The Roadmap for renewable energy storage outlines that between 2025 and 2050, a 10- to 14-fold increase in electricity storage capacity is required to keep the national electricity market (NEM) able to meet demand, especially as the construction and transportation sectors electrify.
More importantly, while pumped hydro and batteries are the main options, the CSIRO roadmap looks at which seven key industries have different preferences for storage technology.
Dr. CSIRO CEO Larry Marshall said new technologies are needed to increase renewables penetration and stabilize the power grid.
“Long-term storage will accelerate renewable energy integration, improve grid stability and reliability and support the decarbonization of industries,” he said.
“There is no silver bullet to reach net zero, so we need multiple shots on target, such as from renewables, batteries, hydrogen, thermal storage, pumped hydro, sustainable jet fuels and a host of new science-driven technologies.”
CSIRO energy director Dietmar Tourbier said that while batteries may be the best option for local and short-term storage of electricity, thermal or heat energy, such as steam, could be better suited for heat-intensive industries.
“Government and industry have recognized energy storage as a priority. However, significant knowledge gaps remain, requiring further research to support informed action,” he said.
“Joint investments are required across the system to accelerate and scale technology commercialization across a diverse portfolio of energy storage technologies.”
The roadmap explores new technology options such as hydrogen and thermal energy storage.
Dominic Zaal, director of the Australian Solar Thermal Research Institute, said the CSIRO roadmap shows there is no one dominant energy storage technology.
“An integrated mix of storage technologies is needed across and across different sectors of the Australian economy,” he said.
“The roadmap identifies renewable energy-based thermal energy storage (TES) as a relatively low-cost solution with multiple end-use applications, including utility-scale power generation, renewable fuel production, and industrial process heat.”
Responding to the report, Federal Science and Industry Secretary Ed Husic said the government is focusing on domestic battery production capacity.
“Large-scale introduction of battery storage and battery manufacturing will be vital in the country’s transition to net zero and in helping Australia become a world leader in clean energy,” he said.
“The government recognizes the critical role that cheap, widely available energy storage will have to play in the transition to renewable energy.
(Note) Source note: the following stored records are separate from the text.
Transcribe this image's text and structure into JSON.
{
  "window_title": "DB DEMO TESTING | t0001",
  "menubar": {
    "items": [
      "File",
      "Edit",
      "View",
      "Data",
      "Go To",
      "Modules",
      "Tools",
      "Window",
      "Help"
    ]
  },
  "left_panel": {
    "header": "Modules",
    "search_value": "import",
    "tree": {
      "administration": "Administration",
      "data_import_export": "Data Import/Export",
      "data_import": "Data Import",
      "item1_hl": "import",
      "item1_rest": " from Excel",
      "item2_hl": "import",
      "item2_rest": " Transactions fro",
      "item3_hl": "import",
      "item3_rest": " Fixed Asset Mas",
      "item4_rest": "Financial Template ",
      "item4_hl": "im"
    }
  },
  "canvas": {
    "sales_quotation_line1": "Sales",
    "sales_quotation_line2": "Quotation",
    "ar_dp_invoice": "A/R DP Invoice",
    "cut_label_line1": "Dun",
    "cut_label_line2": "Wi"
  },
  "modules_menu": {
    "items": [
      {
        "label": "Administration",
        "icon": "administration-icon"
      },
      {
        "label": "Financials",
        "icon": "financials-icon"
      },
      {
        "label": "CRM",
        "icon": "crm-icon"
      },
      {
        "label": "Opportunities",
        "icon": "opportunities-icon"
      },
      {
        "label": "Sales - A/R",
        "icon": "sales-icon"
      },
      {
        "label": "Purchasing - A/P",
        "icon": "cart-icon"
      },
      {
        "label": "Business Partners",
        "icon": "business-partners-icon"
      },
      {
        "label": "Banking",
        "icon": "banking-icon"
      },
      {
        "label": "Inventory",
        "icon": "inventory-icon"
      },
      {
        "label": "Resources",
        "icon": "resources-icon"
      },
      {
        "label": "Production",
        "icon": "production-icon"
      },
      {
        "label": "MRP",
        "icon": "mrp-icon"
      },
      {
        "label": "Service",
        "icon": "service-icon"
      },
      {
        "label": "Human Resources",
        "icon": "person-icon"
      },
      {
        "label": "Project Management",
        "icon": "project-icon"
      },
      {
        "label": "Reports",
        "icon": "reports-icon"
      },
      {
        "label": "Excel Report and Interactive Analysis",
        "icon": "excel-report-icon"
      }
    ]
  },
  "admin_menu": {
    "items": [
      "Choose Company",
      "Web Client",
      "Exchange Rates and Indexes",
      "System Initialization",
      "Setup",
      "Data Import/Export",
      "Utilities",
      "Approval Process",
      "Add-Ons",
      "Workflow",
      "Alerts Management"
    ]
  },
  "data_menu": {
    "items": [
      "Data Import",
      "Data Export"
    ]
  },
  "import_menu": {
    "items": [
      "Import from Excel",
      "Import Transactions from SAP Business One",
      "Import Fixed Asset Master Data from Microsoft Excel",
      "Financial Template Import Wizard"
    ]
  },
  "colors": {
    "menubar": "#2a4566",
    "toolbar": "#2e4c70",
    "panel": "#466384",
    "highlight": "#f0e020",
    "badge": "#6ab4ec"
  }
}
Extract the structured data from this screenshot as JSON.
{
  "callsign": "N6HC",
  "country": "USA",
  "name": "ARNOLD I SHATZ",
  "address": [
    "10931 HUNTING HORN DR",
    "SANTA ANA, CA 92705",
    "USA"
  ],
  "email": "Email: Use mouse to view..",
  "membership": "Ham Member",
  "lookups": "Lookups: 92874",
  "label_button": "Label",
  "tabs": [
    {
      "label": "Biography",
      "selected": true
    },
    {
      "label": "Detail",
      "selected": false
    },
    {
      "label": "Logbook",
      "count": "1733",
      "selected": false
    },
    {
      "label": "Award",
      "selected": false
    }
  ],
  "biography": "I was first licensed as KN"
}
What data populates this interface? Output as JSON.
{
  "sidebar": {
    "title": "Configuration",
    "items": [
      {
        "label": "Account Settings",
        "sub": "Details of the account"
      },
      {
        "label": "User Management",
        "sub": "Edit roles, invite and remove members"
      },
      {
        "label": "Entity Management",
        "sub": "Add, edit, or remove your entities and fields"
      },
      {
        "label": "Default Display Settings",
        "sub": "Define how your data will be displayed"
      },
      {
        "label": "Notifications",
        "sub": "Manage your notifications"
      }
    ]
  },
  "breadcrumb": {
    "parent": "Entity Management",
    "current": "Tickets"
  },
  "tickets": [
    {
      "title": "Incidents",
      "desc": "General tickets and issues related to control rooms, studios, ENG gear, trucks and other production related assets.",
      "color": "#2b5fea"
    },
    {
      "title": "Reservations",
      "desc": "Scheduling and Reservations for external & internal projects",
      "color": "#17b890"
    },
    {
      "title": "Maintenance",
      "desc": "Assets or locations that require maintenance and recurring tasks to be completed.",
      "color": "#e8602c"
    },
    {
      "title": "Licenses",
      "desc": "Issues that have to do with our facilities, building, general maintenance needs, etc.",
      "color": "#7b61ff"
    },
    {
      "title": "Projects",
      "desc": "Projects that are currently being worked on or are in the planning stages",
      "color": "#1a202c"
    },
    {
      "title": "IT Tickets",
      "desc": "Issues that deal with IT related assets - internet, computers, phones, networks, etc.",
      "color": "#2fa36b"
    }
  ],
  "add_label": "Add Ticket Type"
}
That is why the government is delivering the Australian Made Battery Plan, spearheaded by the development of Australia’s first National Battery Strategy.”
Husic said the battery manufacturing industry has the potential to be worth nearly $17 billion by 2030 and create more than 61,000 jobs, but the CSIRO report shows new ideas are needed to unlock the full potential of renewable energy .
“That means there is a huge opportunity for the development of new systems and technologies to manage the production, storage and use of renewable energy,” he said.
“The private sector is eager to invest in these innovative storage projects that are critical to Australia’s energy transformation, and we are committed to supporting efforts to move these projects forward.”
The government aims to reach 82% renewables in the Australian energy grid by 2030.
You can download the Renewable Energy Storage Roadmap here.